9. What strategies are needed by Council, in collaboration with the State Government, to introduce a driver education campaign in regard to stopping for, giving way and slowing down for pedestrians at intersections, zebra crossings, school crossings and other hot spots?

Driver and cyclist distraction, fatigue and lack of education can all contribute to pedestrian injuries.  More visibility of crossings and pedestrian thoroughfares will help with this.

Zebra crossings are quite dangerous for pedestrians because they can give pedestrians a false sense of confidence. Where they exist, there probably should be flashing lights.

One thing that does help with reducing driver’s speed is the Smiley face that tells drivers how fast they are driving. Those electronic signs should be installed around school crossing zones and other hotspots.

10. As the local population grows, so does local traffic and through traffic. How do you propose to address the competing interests of different transport users i.e. pedestrians, cyclists, private and commercial vehicle drivers and public transport (trams and buses)?
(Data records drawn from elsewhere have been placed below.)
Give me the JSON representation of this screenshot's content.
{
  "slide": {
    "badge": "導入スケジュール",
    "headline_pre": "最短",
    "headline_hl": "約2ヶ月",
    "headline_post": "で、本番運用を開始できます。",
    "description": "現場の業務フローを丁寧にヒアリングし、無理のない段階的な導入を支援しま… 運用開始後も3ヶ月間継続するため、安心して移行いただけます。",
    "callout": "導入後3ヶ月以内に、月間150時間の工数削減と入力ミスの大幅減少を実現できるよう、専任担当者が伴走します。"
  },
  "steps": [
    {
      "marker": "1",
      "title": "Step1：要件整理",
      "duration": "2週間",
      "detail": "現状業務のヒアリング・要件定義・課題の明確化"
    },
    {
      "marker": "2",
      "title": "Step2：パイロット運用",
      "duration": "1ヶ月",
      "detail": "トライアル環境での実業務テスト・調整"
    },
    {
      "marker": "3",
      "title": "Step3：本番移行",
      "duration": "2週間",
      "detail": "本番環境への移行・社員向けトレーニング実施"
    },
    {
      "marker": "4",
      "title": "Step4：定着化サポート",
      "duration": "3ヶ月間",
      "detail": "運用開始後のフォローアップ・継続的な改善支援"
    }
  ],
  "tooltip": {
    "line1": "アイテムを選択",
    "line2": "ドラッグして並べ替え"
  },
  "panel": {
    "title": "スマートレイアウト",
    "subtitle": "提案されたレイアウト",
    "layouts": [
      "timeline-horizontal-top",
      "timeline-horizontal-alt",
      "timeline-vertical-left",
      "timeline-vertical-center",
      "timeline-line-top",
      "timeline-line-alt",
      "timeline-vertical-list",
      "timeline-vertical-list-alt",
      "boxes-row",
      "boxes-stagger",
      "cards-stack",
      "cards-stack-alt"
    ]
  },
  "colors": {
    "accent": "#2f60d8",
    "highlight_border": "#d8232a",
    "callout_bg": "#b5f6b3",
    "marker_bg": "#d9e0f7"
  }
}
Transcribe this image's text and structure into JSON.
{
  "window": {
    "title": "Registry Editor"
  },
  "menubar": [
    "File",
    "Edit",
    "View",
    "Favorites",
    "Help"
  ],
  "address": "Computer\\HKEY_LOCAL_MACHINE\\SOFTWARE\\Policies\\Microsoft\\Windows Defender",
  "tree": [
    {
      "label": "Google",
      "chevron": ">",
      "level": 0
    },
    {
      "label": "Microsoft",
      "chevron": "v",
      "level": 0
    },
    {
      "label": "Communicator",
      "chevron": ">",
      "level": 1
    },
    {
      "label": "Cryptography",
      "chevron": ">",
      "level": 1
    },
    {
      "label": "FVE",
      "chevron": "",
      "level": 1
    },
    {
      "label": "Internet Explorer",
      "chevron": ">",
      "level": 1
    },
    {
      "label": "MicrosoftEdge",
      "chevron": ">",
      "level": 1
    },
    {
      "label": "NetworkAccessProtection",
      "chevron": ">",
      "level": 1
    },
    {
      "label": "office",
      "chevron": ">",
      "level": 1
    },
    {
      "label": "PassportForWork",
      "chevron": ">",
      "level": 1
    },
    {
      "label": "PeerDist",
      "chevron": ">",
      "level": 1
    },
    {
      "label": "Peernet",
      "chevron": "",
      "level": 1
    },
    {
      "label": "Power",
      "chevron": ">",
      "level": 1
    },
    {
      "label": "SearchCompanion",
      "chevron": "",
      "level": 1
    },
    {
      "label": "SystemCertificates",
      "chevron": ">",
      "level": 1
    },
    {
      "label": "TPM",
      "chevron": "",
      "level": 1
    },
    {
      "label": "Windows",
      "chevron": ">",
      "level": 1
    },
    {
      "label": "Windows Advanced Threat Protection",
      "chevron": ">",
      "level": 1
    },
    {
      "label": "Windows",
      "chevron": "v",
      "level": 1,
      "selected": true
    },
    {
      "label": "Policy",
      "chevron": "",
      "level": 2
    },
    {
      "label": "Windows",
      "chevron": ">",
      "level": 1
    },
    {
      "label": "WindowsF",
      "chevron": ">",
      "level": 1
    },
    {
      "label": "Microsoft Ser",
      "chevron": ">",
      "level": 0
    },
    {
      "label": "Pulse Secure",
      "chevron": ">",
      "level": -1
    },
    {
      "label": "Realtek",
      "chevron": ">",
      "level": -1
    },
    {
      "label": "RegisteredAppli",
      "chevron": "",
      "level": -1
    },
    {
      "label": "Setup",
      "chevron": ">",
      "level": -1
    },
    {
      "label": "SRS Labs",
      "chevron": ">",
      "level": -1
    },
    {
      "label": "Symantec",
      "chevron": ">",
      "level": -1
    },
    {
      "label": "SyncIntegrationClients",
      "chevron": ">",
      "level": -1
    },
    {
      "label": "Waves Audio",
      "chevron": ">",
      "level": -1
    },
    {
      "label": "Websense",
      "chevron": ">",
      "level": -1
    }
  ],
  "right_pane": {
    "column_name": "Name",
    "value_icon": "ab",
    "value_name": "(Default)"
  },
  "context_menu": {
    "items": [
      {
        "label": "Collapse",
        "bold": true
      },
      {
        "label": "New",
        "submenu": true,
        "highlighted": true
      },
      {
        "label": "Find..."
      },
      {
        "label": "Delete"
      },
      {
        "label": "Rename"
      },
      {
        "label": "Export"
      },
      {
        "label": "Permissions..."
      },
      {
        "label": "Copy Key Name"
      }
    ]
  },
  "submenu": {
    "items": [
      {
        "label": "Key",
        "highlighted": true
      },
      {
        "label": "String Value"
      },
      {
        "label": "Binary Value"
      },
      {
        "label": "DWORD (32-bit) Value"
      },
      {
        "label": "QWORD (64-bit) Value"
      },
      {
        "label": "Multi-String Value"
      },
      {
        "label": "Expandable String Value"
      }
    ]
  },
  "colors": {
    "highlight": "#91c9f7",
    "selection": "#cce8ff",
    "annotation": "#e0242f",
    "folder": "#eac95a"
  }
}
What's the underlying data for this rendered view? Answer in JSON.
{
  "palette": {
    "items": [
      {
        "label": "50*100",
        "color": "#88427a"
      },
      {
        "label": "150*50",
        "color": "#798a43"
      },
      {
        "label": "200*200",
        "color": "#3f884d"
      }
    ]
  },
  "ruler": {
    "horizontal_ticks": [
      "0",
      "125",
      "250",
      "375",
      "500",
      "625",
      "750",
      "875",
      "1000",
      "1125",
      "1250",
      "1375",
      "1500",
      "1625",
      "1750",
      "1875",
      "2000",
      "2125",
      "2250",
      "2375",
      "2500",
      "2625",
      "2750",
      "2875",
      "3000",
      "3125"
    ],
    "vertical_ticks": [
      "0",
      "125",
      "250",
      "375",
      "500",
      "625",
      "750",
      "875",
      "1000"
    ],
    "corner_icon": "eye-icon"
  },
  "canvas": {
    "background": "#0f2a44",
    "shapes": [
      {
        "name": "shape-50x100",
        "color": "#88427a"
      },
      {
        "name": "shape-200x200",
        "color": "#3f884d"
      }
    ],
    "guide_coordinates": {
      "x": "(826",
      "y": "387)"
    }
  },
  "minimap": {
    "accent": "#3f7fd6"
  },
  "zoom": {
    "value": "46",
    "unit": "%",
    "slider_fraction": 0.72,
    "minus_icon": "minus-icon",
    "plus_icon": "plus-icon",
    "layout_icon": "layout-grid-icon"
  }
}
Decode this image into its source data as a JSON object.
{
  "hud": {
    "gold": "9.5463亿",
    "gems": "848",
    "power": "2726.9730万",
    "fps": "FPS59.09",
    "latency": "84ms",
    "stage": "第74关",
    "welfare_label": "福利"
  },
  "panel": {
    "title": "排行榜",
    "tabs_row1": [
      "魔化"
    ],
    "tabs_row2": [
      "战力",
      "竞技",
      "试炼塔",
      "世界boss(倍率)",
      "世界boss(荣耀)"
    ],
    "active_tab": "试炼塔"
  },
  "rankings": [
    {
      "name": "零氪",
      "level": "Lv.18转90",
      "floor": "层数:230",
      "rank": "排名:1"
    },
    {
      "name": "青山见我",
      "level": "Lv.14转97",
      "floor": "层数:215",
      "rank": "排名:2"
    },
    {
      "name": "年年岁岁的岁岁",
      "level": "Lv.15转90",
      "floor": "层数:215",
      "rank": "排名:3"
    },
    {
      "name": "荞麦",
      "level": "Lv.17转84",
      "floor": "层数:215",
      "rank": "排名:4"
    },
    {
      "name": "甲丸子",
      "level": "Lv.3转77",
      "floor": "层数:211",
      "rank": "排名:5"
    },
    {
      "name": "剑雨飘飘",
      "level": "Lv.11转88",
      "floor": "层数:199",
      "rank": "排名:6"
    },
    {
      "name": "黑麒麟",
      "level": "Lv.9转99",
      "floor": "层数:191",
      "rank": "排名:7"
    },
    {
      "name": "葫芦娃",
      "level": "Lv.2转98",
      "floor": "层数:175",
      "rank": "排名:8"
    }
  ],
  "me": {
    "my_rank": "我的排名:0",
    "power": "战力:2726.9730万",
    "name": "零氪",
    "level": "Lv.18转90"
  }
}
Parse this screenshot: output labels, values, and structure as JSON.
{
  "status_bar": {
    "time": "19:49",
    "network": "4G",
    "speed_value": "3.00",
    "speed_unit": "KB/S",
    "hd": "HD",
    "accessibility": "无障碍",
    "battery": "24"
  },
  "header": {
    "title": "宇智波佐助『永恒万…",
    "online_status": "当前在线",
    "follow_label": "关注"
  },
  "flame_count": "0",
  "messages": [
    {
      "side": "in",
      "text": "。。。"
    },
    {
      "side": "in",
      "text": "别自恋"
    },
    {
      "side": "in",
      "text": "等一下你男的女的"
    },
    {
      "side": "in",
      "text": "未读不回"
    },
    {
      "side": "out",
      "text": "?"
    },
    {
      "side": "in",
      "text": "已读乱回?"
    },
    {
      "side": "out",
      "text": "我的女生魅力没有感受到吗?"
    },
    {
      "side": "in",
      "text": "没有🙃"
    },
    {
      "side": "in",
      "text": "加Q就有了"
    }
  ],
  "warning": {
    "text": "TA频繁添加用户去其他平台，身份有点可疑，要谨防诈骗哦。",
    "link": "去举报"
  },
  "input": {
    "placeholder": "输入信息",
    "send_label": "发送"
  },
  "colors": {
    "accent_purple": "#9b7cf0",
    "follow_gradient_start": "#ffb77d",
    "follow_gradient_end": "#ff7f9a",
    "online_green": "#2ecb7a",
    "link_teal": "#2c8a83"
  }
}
A major cause of through traffic is lack of public transport. That means that terrible public transport in the outer suburbs causes traffic chaos in the inner suburbs. There are many people who drive from the outskirts of Melbourne to Moreland to access trains. There are many people in Fawkner, Merlynston, Campbelfield and further out who have given up on the Upfield line because it is so unreliable for people on the northern end of the line that many people who have access to cars have resorted to driving.